Hedge funds and big banks are investing millions into the U.S. mortgage-insurance industry, which nearly died out during the downturn.
During the housing bust, the industry collectively racked up $21 billion in debt, and three firms went out of business. Now, firms such as Goldman Sachs and hedge fund Paulson & Company are taking another look at the sector — which provides some $710 billion of coverage to mortgage investors and lenders in the U.S., and also covers individual borrowers.
New York-based Paulson has stakes in insurance firm Genworth Financial – which saw a 62 percent rise in share price this year – and Radian Group, a credit enhancement company. Radian’s share price increased 133 percent this year; likewise, mortgage insurer MGIC Investment Corporation saw its stock price jump 189 percent.

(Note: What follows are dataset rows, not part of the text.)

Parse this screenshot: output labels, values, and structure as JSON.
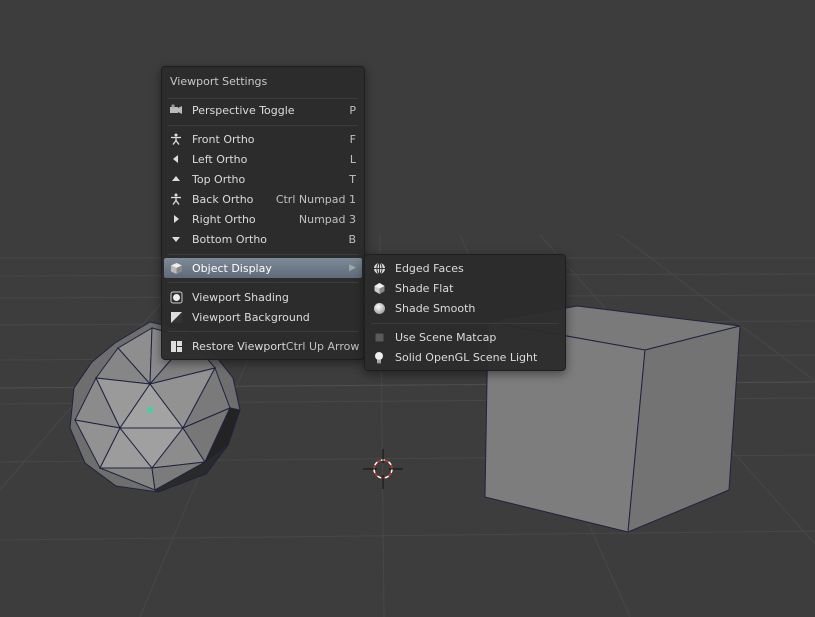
{
  "menu": {
    "title": "Viewport Settings",
    "items": {
      "perspective_toggle": {
        "label": "Perspective Toggle",
        "shortcut": "P",
        "icon": "camera-icon"
      },
      "front_ortho": {
        "label": "Front Ortho",
        "shortcut": "F",
        "icon": "figure-icon"
      },
      "left_ortho": {
        "label": "Left Ortho",
        "shortcut": "L",
        "icon": "triangle-left-icon"
      },
      "top_ortho": {
        "label": "Top Ortho",
        "shortcut": "T",
        "icon": "triangle-up-icon"
      },
      "back_ortho": {
        "label": "Back Ortho",
        "shortcut": "Ctrl Numpad 1",
        "icon": "figure-icon"
      },
      "right_ortho": {
        "label": "Right Ortho",
        "shortcut": "Numpad 3",
        "icon": "triangle-right-icon"
      },
      "bottom_ortho": {
        "label": "Bottom Ortho",
        "shortcut": "B",
        "icon": "triangle-down-icon"
      },
      "object_display": {
        "label": "Object Display",
        "icon": "cube-icon"
      },
      "viewport_shading": {
        "label": "Viewport Shading",
        "icon": "shading-icon"
      },
      "viewport_background": {
        "label": "Viewport Background",
        "icon": "background-icon"
      },
      "restore_viewport": {
        "label": "Restore Viewport",
        "shortcut": "Ctrl Up Arrow",
        "icon": "layout-icon"
      }
    }
  },
  "submenu": {
    "items": {
      "edged_faces": {
        "label": "Edged Faces",
        "icon": "wire-sphere-icon"
      },
      "shade_flat": {
        "label": "Shade Flat",
        "icon": "flat-sphere-icon"
      },
      "shade_smooth": {
        "label": "Shade Smooth",
        "icon": "smooth-sphere-icon"
      },
      "use_scene_matcap": {
        "label": "Use Scene Matcap",
        "icon": "checkbox-icon"
      },
      "solid_opengl_light": {
        "label": "Solid OpenGL Scene Light",
        "icon": "light-bulb-icon"
      }
    }
  },
  "colors": {
    "background": "#3d3d3d",
    "grid": "#474747",
    "menu_bg": "#2c2c2c",
    "highlight": "#6f7b88",
    "cursor": "#d03030"
  }
}
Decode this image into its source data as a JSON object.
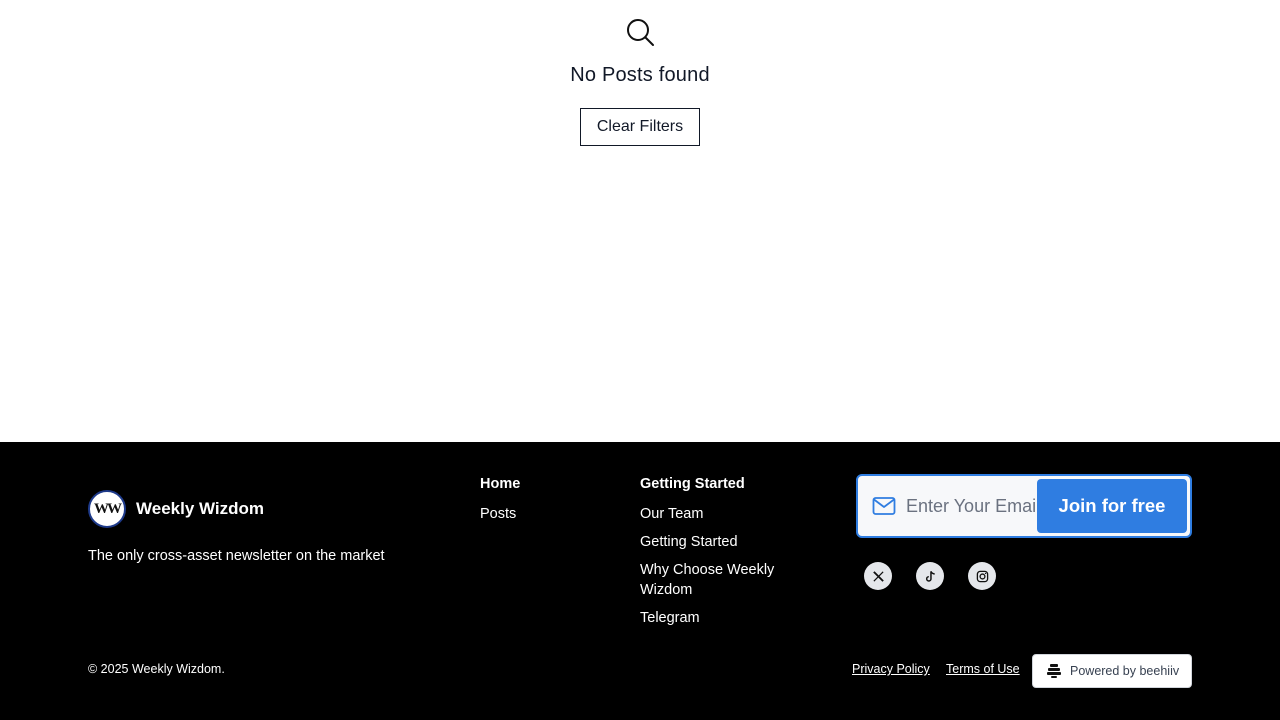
{
  "empty_state": {
    "title": "No Posts found",
    "clear_filters_label": "Clear Filters"
  },
  "footer": {
    "brand_name": "Weekly Wizdom",
    "logo_text": "WW",
    "tagline": "The only cross-asset newsletter on the market",
    "nav_columns": [
      {
        "heading": "Home",
        "links": [
          "Posts"
        ]
      },
      {
        "heading": "Getting Started",
        "links": [
          "Our Team",
          "Getting Started",
          "Why Choose Weekly Wizdom",
          "Telegram"
        ]
      }
    ],
    "subscribe": {
      "placeholder": "Enter Your Email",
      "button_label": "Join for free"
    },
    "socials": [
      {
        "icon": "x-twitter-icon"
      },
      {
        "icon": "tiktok-icon"
      },
      {
        "icon": "instagram-icon"
      }
    ],
    "copyright": "© 2025 Weekly Wizdom.",
    "privacy_label": "Privacy Policy",
    "terms_label": "Terms of Use",
    "powered_by": "Powered by beehiiv"
  },
  "colors": {
    "accent_blue": "#2f7de1",
    "footer_bg": "#000000",
    "text_dark": "#111827"
  }
}
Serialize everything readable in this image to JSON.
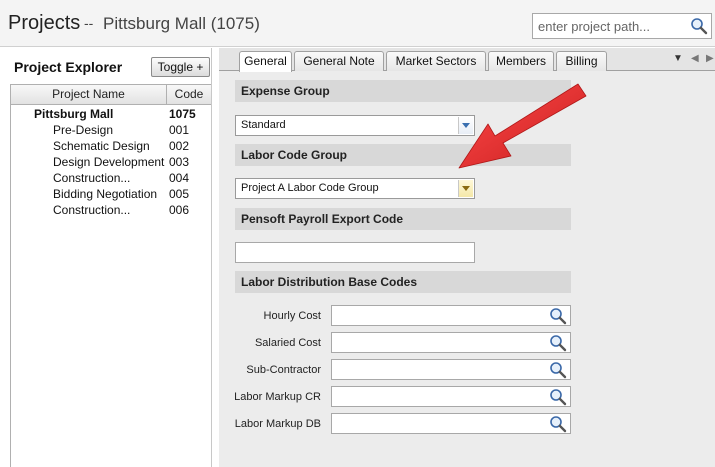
{
  "header": {
    "title": "Projects",
    "separator": "--",
    "project": "Pittsburg Mall",
    "project_code": "(1075)",
    "search_placeholder": "enter project path..."
  },
  "explorer": {
    "title": "Project Explorer",
    "toggle_label": "Toggle +",
    "columns": {
      "name": "Project Name",
      "code": "Code"
    },
    "root": {
      "name": "Pittsburg Mall",
      "code": "1075"
    },
    "children": [
      {
        "name": "Pre-Design",
        "code": "001"
      },
      {
        "name": "Schematic Design",
        "code": "002"
      },
      {
        "name": "Design Development",
        "code": "003"
      },
      {
        "name": "Construction...",
        "code": "004"
      },
      {
        "name": "Bidding Negotiation",
        "code": "005"
      },
      {
        "name": "Construction...",
        "code": "006"
      }
    ]
  },
  "tabs": [
    "General",
    "General Note",
    "Market Sectors",
    "Members",
    "Billing"
  ],
  "form": {
    "expense_group_title": "Expense Group",
    "expense_group_value": "Standard",
    "labor_code_group_title": "Labor Code Group",
    "labor_code_group_value": "Project A Labor Code Group",
    "pensoft_title": "Pensoft Payroll Export Code",
    "pensoft_value": "",
    "labor_dist_title": "Labor Distribution Base Codes",
    "fields": [
      {
        "label": "Hourly Cost",
        "value": ""
      },
      {
        "label": "Salaried Cost",
        "value": ""
      },
      {
        "label": "Sub-Contractor",
        "value": ""
      },
      {
        "label": "Labor Markup CR",
        "value": ""
      },
      {
        "label": "Labor Markup DB",
        "value": ""
      }
    ]
  },
  "icons": {
    "search": "magnifier-icon",
    "annotation": "red-arrow-icon",
    "tab_menu": "triangle-down-icon",
    "tab_prev": "triangle-left-icon",
    "tab_next": "triangle-right-icon"
  },
  "colors": {
    "annotation_arrow": "#e8262b",
    "section_header": "#d8d8d8"
  }
}
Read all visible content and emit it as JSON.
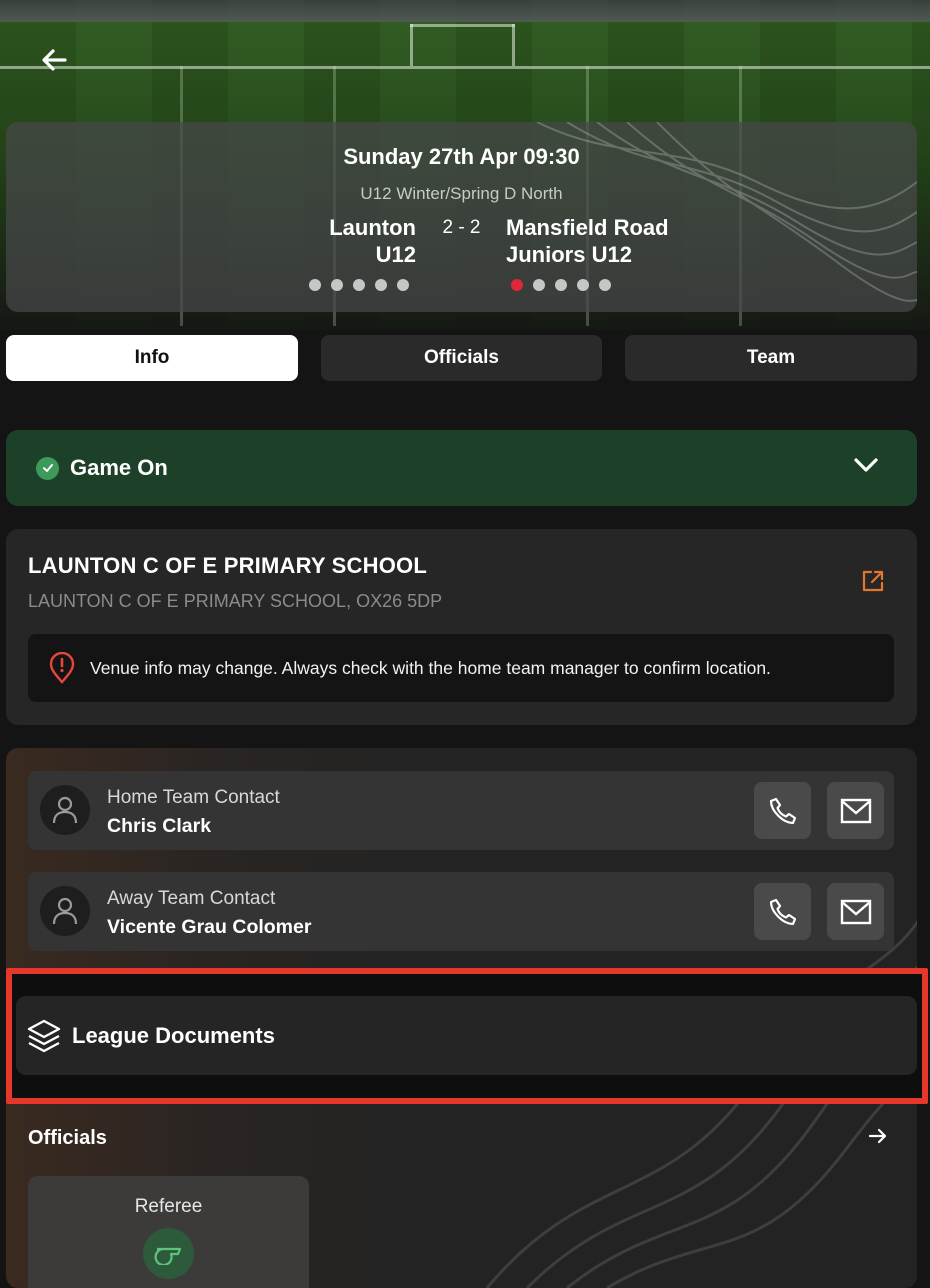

“Many investors, after having been on the sidelines, viewed the housing recovery as real this time,” Radian CEO S.A. Ibrahim said.
Homebuyers whose mortgage down payments are less than 20 percent are required to take out this coverage. In the event of a foreclosure, the insurer takes the first loss. [WSJ] — Mark Maurer